TASK ITEM →
Repeat the listing below word for word, leaving nothing out.
□ □ □ □
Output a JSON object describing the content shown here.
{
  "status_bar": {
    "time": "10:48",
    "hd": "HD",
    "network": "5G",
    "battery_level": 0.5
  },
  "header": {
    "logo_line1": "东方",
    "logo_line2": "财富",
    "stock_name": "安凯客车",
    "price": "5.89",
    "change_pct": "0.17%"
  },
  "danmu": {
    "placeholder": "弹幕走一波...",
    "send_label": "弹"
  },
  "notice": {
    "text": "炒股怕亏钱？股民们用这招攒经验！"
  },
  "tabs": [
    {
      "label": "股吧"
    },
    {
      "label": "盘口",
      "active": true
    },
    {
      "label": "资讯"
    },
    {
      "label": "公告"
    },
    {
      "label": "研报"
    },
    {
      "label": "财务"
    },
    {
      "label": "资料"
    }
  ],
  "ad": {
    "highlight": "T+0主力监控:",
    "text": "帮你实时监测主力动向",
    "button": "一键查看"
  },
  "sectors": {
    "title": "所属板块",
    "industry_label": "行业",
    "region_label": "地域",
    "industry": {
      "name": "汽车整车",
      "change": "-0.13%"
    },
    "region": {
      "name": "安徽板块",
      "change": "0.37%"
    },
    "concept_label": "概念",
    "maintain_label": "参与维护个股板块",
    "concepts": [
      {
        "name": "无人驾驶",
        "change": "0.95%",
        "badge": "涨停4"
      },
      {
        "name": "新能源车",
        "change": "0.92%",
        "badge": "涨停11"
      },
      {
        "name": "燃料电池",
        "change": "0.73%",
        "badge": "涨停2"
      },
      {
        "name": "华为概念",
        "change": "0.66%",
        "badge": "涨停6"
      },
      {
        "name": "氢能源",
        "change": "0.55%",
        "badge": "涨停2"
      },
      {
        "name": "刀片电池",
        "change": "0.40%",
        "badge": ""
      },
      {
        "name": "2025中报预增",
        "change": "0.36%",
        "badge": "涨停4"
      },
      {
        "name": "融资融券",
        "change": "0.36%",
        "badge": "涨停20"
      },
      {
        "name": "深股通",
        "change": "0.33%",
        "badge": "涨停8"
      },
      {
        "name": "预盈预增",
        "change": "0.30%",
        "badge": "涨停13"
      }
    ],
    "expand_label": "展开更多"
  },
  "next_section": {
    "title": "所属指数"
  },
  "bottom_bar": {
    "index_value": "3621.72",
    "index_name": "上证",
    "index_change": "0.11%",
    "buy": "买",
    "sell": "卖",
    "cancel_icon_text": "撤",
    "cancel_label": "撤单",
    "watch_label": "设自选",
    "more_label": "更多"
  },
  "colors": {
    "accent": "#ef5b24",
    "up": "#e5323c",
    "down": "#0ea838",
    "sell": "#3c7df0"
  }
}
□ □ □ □
SOLUTION TO THIS TASK →
Output a JSON object describing the content shown here.
{
  "status_bar": {
    "time": "10:48",
    "hd": "HD",
    "network": "5G",
    "battery_level": 0.5
  },
  "header": {
    "logo_line1": "东方",
    "logo_line2": "财富",
    "stock_name": "安凯客车",
    "price": "5.89",
    "change_pct": "0.17%"
  },
  "danmu": {
    "placeholder": "弹幕走一波...",
    "send_label": "弹"
  },
  "notice": {
    "text": "炒股怕亏钱？股民们用这招攒经验！"
  },
  "tabs": [
    {
      "label": "股吧"
    },
    {
      "label": "盘口",
      "active": true
    },
    {
      "label": "资讯"
    },
    {
      "label": "公告"
    },
    {
      "label": "研报"
    },
    {
      "label": "财务"
    },
    {
      "label": "资料"
    }
  ],
  "ad": {
    "highlight": "T+0主力监控:",
    "text": "帮你实时监测主力动向",
    "button": "一键查看"
  },
  "sectors": {
    "title": "所属板块",
    "industry_label": "行业",
    "region_label": "地域",
    "industry": {
      "name": "汽车整车",
      "change": "-0.13%"
    },
    "region": {
      "name": "安徽板块",
      "change": "0.37%"
    },
    "concept_label": "概念",
    "maintain_label": "参与维护个股板块",
    "concepts": [
      {
        "name": "无人驾驶",
        "change": "0.95%",
        "badge": "涨停4"
      },
      {
        "name": "新能源车",
        "change": "0.92%",
        "badge": "涨停11"
      },
      {
        "name": "燃料电池",
        "change": "0.73%",
        "badge": "涨停2"
      },
      {
        "name": "华为概念",
        "change": "0.66%",
        "badge": "涨停6"
      },
      {
        "name": "氢能源",
        "change": "0.55%",
        "badge": "涨停2"
      },
      {
        "name": "刀片电池",
        "change": "0.40%",
        "badge": ""
      },
      {
        "name": "2025中报预增",
        "change": "0.36%",
        "badge": "涨停4"
      },
      {
        "name": "融资融券",
        "change": "0.36%",
        "badge": "涨停20"
      },
      {
        "name": "深股通",
        "change": "0.33%",
        "badge": "涨停8"
      },
      {
        "name": "预盈预增",
        "change": "0.30%",
        "badge": "涨停13"
      }
    ],
    "expand_label": "展开更多"
  },
  "next_section": {
    "title": "所属指数"
  },
  "bottom_bar": {
    "index_value": "3621.72",
    "index_name": "上证",
    "index_change": "0.11%",
    "buy": "买",
    "sell": "卖",
    "cancel_icon_text": "撤",
    "cancel_label": "撤单",
    "watch_label": "设自选",
    "more_label": "更多"
  },
  "colors": {
    "accent": "#ef5b24",
    "up": "#e5323c",
    "down": "#0ea838",
    "sell": "#3c7df0"
  }
}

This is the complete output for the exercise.